• _What you have to do_
What is needed is a faithful copy of all the records.

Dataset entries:
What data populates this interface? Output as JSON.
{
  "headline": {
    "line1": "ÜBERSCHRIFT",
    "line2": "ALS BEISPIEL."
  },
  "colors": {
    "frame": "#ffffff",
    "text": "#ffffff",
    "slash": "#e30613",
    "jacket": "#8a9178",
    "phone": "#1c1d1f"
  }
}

• _Solution to the problem_
What data populates this interface? Output as JSON.
{
  "headline": {
    "line1": "ÜBERSCHRIFT",
    "line2": "ALS BEISPIEL."
  },
  "colors": {
    "frame": "#ffffff",
    "text": "#ffffff",
    "slash": "#e30613",
    "jacket": "#8a9178",
    "phone": "#1c1d1f"
  }
}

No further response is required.